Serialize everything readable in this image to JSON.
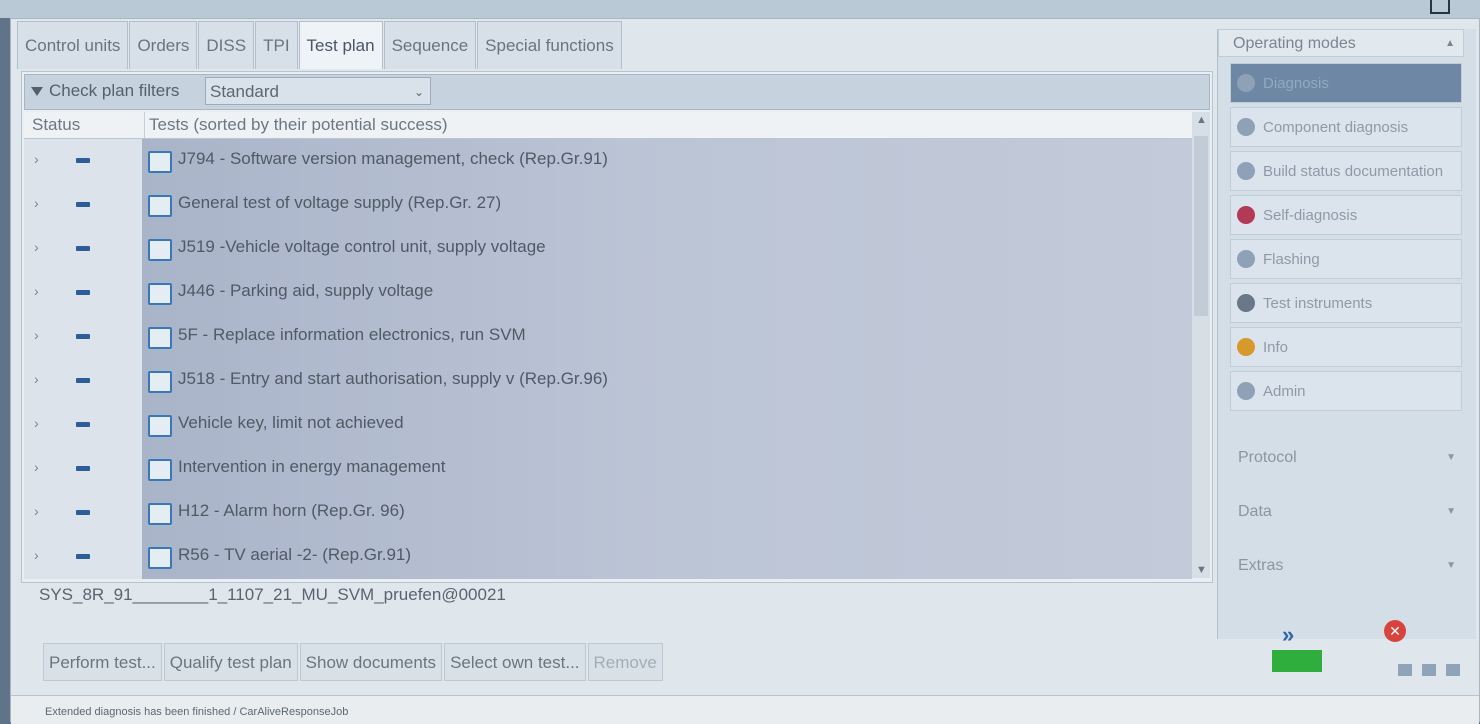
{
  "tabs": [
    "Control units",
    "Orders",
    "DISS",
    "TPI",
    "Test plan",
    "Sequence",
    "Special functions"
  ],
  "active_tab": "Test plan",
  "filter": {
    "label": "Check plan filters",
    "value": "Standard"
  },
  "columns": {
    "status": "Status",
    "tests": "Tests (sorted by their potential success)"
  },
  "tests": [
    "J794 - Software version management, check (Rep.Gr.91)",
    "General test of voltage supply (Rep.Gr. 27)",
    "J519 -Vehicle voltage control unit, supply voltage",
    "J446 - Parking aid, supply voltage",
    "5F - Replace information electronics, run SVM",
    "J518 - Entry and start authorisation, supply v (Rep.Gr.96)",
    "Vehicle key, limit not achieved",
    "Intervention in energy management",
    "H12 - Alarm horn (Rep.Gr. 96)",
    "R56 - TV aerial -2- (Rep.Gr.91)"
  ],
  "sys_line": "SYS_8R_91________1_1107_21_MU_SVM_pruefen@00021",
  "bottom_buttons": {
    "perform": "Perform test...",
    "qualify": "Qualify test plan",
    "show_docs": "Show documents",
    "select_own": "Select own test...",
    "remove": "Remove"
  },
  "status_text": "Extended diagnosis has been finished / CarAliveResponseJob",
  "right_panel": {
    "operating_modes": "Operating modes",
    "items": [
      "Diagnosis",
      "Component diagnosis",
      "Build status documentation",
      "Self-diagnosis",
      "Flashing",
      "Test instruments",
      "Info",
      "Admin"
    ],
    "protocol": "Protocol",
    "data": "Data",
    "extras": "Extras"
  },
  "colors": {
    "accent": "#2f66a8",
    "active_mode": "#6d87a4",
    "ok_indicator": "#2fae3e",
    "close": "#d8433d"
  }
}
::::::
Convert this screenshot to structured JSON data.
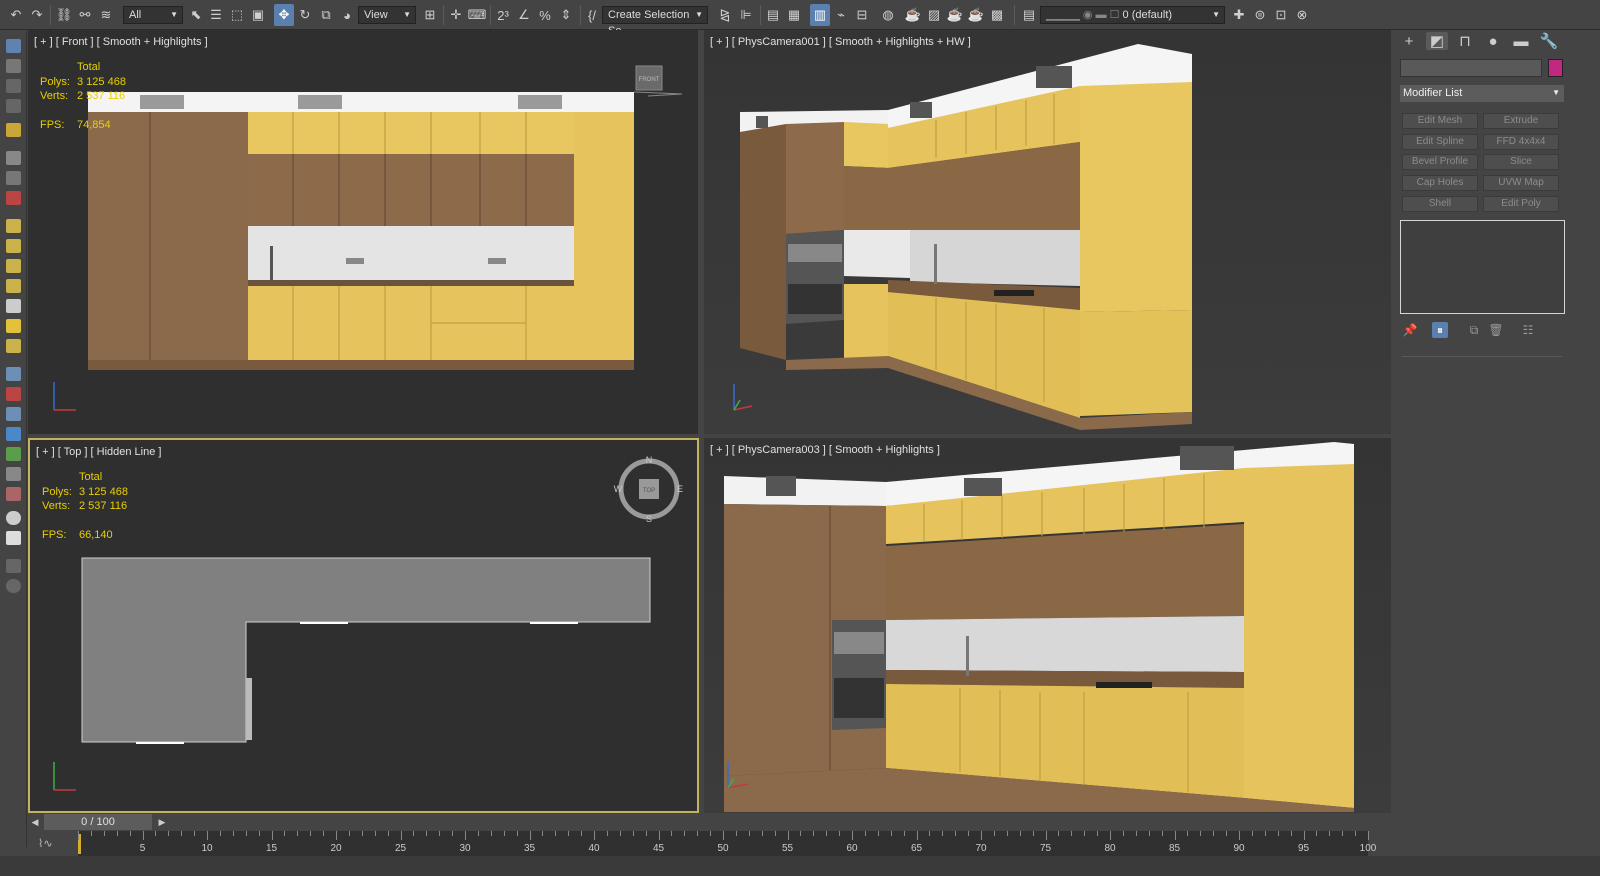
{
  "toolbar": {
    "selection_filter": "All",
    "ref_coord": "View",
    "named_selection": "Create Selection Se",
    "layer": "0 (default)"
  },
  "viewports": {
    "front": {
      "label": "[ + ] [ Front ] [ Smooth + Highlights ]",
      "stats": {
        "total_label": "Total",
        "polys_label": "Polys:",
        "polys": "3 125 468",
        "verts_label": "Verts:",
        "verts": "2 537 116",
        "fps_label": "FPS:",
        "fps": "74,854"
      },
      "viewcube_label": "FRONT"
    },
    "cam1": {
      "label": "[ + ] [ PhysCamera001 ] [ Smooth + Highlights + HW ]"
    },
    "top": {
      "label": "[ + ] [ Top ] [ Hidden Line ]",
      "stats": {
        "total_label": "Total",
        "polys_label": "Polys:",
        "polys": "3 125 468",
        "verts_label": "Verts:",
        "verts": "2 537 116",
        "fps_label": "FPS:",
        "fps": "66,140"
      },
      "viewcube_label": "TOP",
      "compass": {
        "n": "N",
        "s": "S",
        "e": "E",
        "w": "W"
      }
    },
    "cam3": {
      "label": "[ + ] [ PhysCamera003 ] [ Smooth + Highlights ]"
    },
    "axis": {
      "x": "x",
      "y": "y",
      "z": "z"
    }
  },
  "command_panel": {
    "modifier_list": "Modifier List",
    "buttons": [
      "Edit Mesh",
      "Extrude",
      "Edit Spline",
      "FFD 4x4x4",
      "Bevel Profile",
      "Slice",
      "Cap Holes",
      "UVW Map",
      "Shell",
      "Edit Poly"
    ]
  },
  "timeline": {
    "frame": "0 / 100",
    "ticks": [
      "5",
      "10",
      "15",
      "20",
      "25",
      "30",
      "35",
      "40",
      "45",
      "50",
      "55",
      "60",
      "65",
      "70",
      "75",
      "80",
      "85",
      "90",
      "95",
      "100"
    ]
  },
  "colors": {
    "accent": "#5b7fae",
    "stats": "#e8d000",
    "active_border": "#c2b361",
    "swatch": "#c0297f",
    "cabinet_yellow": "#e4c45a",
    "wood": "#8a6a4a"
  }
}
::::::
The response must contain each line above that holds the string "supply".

    "General test of voltage supply (Rep.Gr. 27)",
    "J519 -Vehicle voltage control unit, supply voltage",
    "J446 - Parking aid, supply voltage",
    "J518 - Entry and start authorisation, supply v (Rep.Gr.96)",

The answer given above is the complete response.